If you are new to the game of poker, it is a good idea to start off at the lowest stakes possible. This way you can learn the basics of the game without risking a lot of money and will be able to gain the necessary experience. As you become more confident in your skills, you can slowly increase your stakes until you are playing at the level that you are most comfortable with.
There are many different strategies that can be used to improve your game of poker. Depending on your skill level, these can range from ‘choose your starting cards carefully and fold most of your hands without making any bets’ for complete beginners to ‘basing all decisions on odds and EV, with an emphasis on reads’ for more advanced players. Regardless of your strategy, it is important to be aware of the fact that there is no such thing as a perfect hand in poker. Even the best players in the world lose sometimes.
The trick to winning in poker is knowing when to call and when to fold. A lot of beginners are afraid to fold their strong hands, but they should remember that the majority of the time a weak hand will win. It is also important to be able to identify your opponent’s tells and to watch out for their betting patterns. These can be as simple as fiddling with their chips or wearing a ring. Beginners should also try to learn how to read other players’ tells, as these can be very valuable in determining the strength of their own hands.
Lastly, the most important aspect of playing poker is to be patient. It is very easy to get frustrated in poker, especially if you have bad luck, but it is important to remain calm and remember that there is always a next time. If you keep these tips in mind, you can be on your way to becoming a successful poker player!
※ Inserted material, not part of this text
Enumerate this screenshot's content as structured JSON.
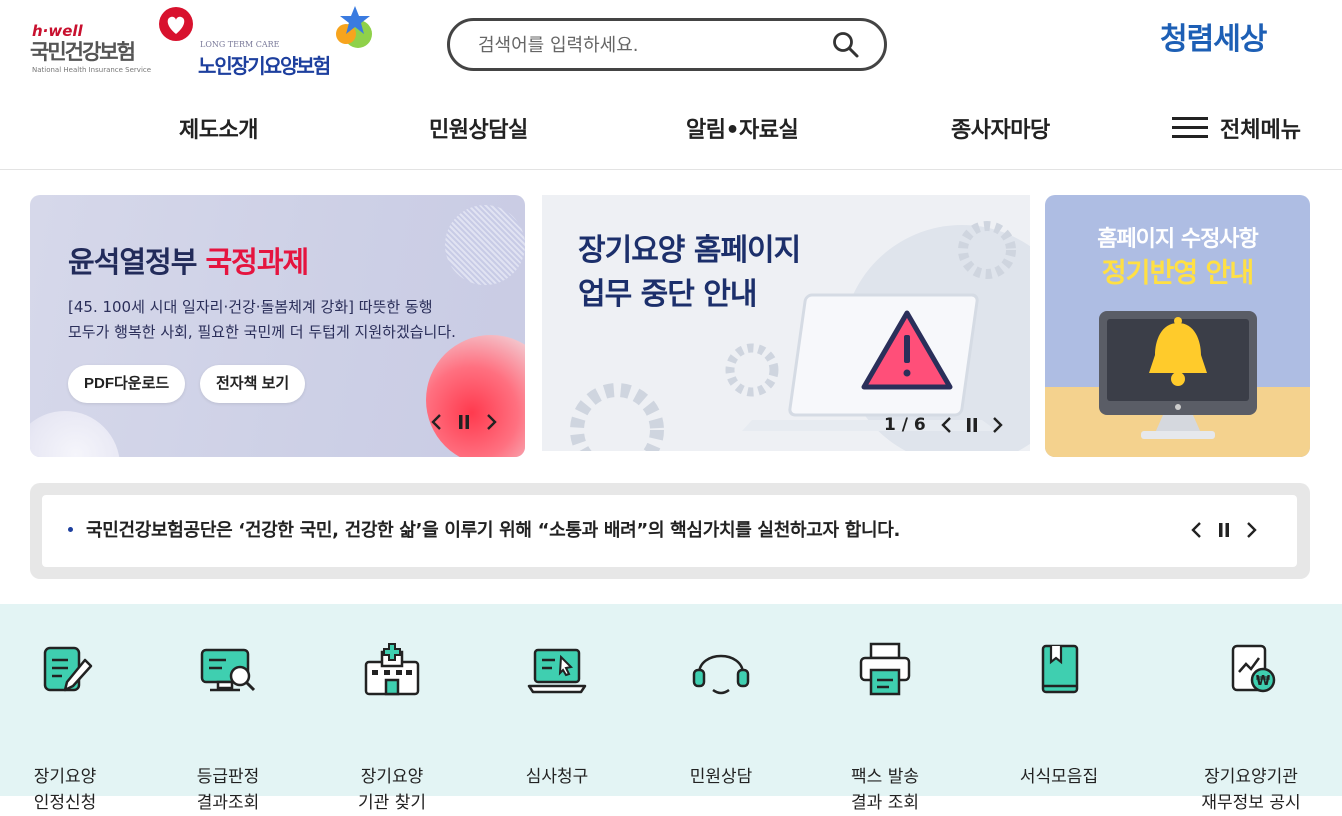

The game of poker has been around for centuries, and it continues to be popular today in virtually all countries. While there are many variations of the game, most involve a deck of 52 cards and a standard betting structure. The game is played in casinos, private homes, and even on television.